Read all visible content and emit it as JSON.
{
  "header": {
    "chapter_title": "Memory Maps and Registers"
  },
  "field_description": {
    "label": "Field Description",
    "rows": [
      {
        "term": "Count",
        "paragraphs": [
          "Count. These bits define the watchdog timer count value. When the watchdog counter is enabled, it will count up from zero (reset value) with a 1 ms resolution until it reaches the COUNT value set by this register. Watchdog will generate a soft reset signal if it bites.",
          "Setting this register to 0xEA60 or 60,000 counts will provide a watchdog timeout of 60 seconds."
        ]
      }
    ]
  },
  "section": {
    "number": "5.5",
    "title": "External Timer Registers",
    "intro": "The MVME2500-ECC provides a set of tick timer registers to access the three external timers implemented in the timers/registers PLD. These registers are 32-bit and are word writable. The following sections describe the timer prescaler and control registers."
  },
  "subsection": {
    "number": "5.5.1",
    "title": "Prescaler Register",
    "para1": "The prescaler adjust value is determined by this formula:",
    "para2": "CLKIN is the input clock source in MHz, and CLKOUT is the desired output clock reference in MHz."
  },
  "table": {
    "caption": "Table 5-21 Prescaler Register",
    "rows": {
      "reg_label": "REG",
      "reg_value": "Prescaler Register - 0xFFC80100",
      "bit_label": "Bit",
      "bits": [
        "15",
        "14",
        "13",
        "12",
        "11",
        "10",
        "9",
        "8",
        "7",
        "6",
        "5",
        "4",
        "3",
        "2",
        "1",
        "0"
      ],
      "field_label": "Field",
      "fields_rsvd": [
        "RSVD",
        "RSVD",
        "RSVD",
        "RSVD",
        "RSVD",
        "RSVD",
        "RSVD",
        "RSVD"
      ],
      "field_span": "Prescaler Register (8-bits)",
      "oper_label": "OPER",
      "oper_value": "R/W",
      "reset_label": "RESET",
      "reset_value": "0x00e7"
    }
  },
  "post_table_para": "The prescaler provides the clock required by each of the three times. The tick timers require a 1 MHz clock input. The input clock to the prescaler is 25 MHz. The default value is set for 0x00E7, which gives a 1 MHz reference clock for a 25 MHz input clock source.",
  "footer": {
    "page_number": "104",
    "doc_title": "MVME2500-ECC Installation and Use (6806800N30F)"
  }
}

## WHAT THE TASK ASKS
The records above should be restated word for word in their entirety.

## YOUR SOLUTION
Read all visible content and emit it as JSON.
{
  "header": {
    "chapter_title": "Memory Maps and Registers"
  },
  "field_description": {
    "label": "Field Description",
    "rows": [
      {
        "term": "Count",
        "paragraphs": [
          "Count. These bits define the watchdog timer count value. When the watchdog counter is enabled, it will count up from zero (reset value) with a 1 ms resolution until it reaches the COUNT value set by this register. Watchdog will generate a soft reset signal if it bites.",
          "Setting this register to 0xEA60 or 60,000 counts will provide a watchdog timeout of 60 seconds."
        ]
      }
    ]
  },
  "section": {
    "number": "5.5",
    "title": "External Timer Registers",
    "intro": "The MVME2500-ECC provides a set of tick timer registers to access the three external timers implemented in the timers/registers PLD. These registers are 32-bit and are word writable. The following sections describe the timer prescaler and control registers."
  },
  "subsection": {
    "number": "5.5.1",
    "title": "Prescaler Register",
    "para1": "The prescaler adjust value is determined by this formula:",
    "para2": "CLKIN is the input clock source in MHz, and CLKOUT is the desired output clock reference in MHz."
  },
  "table": {
    "caption": "Table 5-21 Prescaler Register",
    "rows": {
      "reg_label": "REG",
      "reg_value": "Prescaler Register - 0xFFC80100",
      "bit_label": "Bit",
      "bits": [
        "15",
        "14",
        "13",
        "12",
        "11",
        "10",
        "9",
        "8",
        "7",
        "6",
        "5",
        "4",
        "3",
        "2",
        "1",
        "0"
      ],
      "field_label": "Field",
      "fields_rsvd": [
        "RSVD",
        "RSVD",
        "RSVD",
        "RSVD",
        "RSVD",
        "RSVD",
        "RSVD",
        "RSVD"
      ],
      "field_span": "Prescaler Register (8-bits)",
      "oper_label": "OPER",
      "oper_value": "R/W",
      "reset_label": "RESET",
      "reset_value": "0x00e7"
    }
  },
  "post_table_para": "The prescaler provides the clock required by each of the three times. The tick timers require a 1 MHz clock input. The input clock to the prescaler is 25 MHz. The default value is set for 0x00E7, which gives a 1 MHz reference clock for a 25 MHz input clock source.",
  "footer": {
    "page_number": "104",
    "doc_title": "MVME2500-ECC Installation and Use (6806800N30F)"
  }
}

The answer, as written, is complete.